In today’s interconnected world, news gets everywhere, fast. We are aware of the happenings in other countries almost as soon as they happen. Why is it that we still show so much more interest, when a Briton is involved?
By Tochi Onuora
|AirAsia QZ8501, the fateful plane that went
missing on December 28th. (Photo: Sky News)
Just a few weeks ago, I was logging out of my email, and stumbled across a headline on MSN: ‘Search For Missing Plane Suspended Overnight.’ Naturally, knowing nothing of the subject yet, I wandered over to click it, only for it to have switched to the next article on Kim Kardashian.
Having made my way on to the page, I saw a large picture of a plane (seen right) and some accessible text. The first words were, “A British businessman” – nothing about the airline, or the number of people on the plane. For that, you had to go look further down. More background information about the man and his daughter was revealed afterwards, only emphasising the tragedy of the event (may all 162 victims rest in peace). It was just after this that it hit me; why did the article only focus on the Briton? It took a few paragraphs to even focus on the event.
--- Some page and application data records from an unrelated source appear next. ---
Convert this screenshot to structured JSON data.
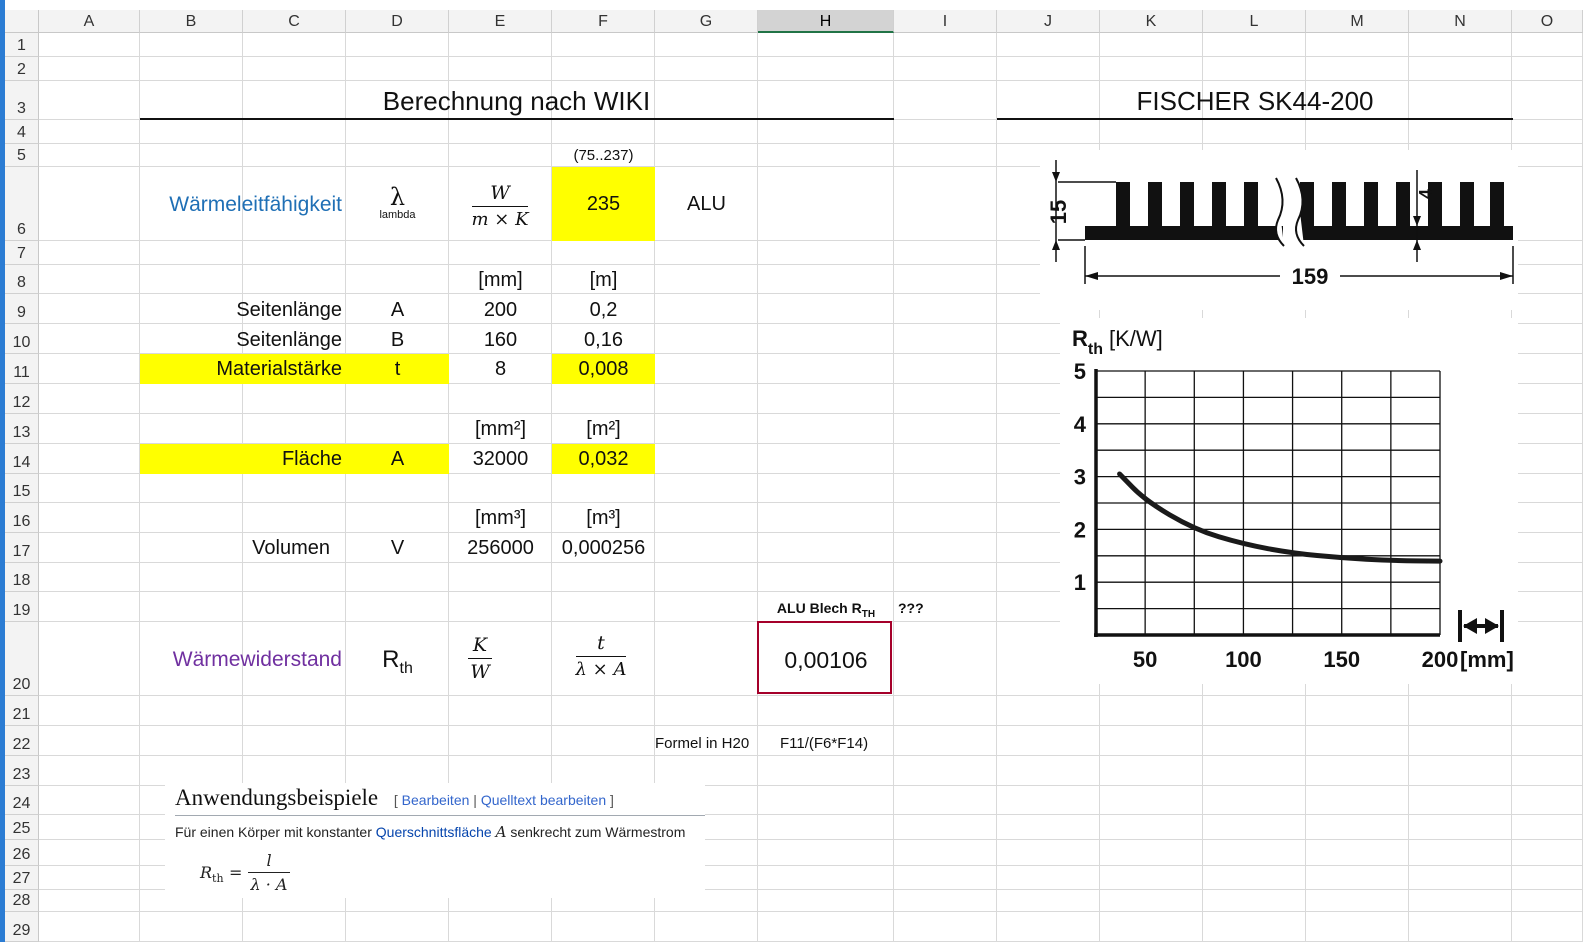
{
  "columns": [
    "A",
    "B",
    "C",
    "D",
    "E",
    "F",
    "G",
    "H",
    "I",
    "J",
    "K",
    "L",
    "M",
    "N",
    "O"
  ],
  "selected_column": "H",
  "rows": [
    "1",
    "2",
    "3",
    "4",
    "5",
    "6",
    "7",
    "8",
    "9",
    "10",
    "11",
    "12",
    "13",
    "14",
    "15",
    "16",
    "17",
    "18",
    "19",
    "20",
    "21",
    "22",
    "23",
    "24",
    "25",
    "26",
    "27",
    "28",
    "29"
  ],
  "titles": {
    "left": "Berechnung nach WIKI",
    "right": "FISCHER SK44-200"
  },
  "range_note": "(75..237)",
  "row6": {
    "label": "Wärmeleitfähigkeit",
    "symbol": "λ",
    "symbol_sub": "lambda",
    "unit_num": "W",
    "unit_den": "m × K",
    "value": "235",
    "material": "ALU"
  },
  "units_row8": {
    "e": "[mm]",
    "f": "[m]"
  },
  "row9": {
    "label": "Seitenlänge",
    "symbol": "A",
    "mm": "200",
    "m": "0,2"
  },
  "row10": {
    "label": "Seitenlänge",
    "symbol": "B",
    "mm": "160",
    "m": "0,16"
  },
  "row11": {
    "label": "Materialstärke",
    "symbol": "t",
    "mm": "8",
    "m": "0,008"
  },
  "units_row13": {
    "e": "[mm²]",
    "f": "[m²]"
  },
  "row14": {
    "label": "Fläche",
    "symbol": "A",
    "mm": "32000",
    "m": "0,032"
  },
  "units_row16": {
    "e": "[mm³]",
    "f": "[m³]"
  },
  "row17": {
    "label": "Volumen",
    "symbol": "V",
    "mm": "256000",
    "m": "0,000256"
  },
  "row19": {
    "h_label": "ALU Blech R",
    "h_label_sub": "TH",
    "i_label": "???"
  },
  "row20": {
    "label": "Wärmewiderstand",
    "symbol": "R",
    "symbol_sub": "th",
    "unit_num": "K",
    "unit_den": "W",
    "formula_num": "t",
    "formula_den": "λ × A",
    "result": "0,00106"
  },
  "row22": {
    "label": "Formel in H20",
    "formula": "F11/(F6*F14)"
  },
  "wiki": {
    "heading": "Anwendungsbeispiele",
    "edit_open": "[",
    "edit_link1": "Bearbeiten",
    "edit_sep": "|",
    "edit_link2": "Quelltext bearbeiten",
    "edit_close": "]",
    "text_before": "Für einen Körper mit konstanter",
    "text_link": "Querschnittsfläche",
    "text_var": "A",
    "text_after": "senkrecht zum Wärmestrom",
    "formula_lhs": "R",
    "formula_lhs_sub": "th",
    "formula_eq": "=",
    "formula_num": "l",
    "formula_den": "λ · A"
  },
  "profile": {
    "height_label": "15",
    "fin_label": "4",
    "width_label": "159"
  },
  "chart_data": {
    "type": "line",
    "ylabel": "R",
    "ylabel_sub": "th",
    "ylabel_unit": "[K/W]",
    "xunit": "[mm]",
    "xlim": [
      25,
      200
    ],
    "ylim": [
      0,
      5
    ],
    "xticks": [
      50,
      100,
      150,
      200
    ],
    "yticks": [
      1,
      2,
      3,
      4,
      5
    ],
    "grid": true,
    "series": [
      {
        "x": [
          37,
          50,
          75,
          100,
          125,
          150,
          175,
          200
        ],
        "y": [
          3.05,
          2.55,
          2.0,
          1.72,
          1.55,
          1.46,
          1.41,
          1.4
        ]
      }
    ]
  }
}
A key example of this is the Ebola crisis, of which in the past few months, there had been relatively little coverage despite the disease still ravaging Liberia, Guinea, Sierra Leone. Britain only seemed to be brought to its senses after the Band Aid album, and again, after nurse Pauline Cafferkey unfortunately caught the disease during her voluntary visit to Sierra Leone.
|A meme by the author. (Photos (clockwise):
Daily Express, Daily Telegraph, The Guardian,
News is not the only place where western lives appear to be favoured. The 2012 film, The Impossible, looked at the heart-wrenching story of a tsunami, based on the true story of María Belón and her family. This family was Spanish but represented as British in the film. It was suitably wonderful, beautifully acted and directed, but what was striking was how at the end, this family was able to fly away from the devastation, to their rather functional western lives. The film essentially ignored the plight of the native inhabitants who experienced the most suffering and disruption to their livelihoods, placing importance on this single holidaying family instead. Few other films of equal popularity have explored the effects of this, on the poorer native residents.
In the name of balance however, is it really fair to criticise David Cameron for only mentioning Ebola loudly again after a Briton was diagnosed with it? He is the British Prime Minister, so of course, he would be expected to place more attention on an issue when it directly affects a citizen of his country. Similarly, with the news which chooses to focus on Britons, it makes perfect sense that British people would play a dominant part in the story. We are the ones who demand this, and the media simply tailors itself to appeal to its consumers, by showing a Briton who we can empathise with. We only read what we want to read. In the case of the AirAsia plane, perhaps mentioning a Briton with respect to the disaster, is the only way to get people to care about the event much at all?
But for now, maybe the people of West Africa need something other than a few pennies and headlines chucked their way, after the release of yet another song wondering whether or not they know what time of year it is.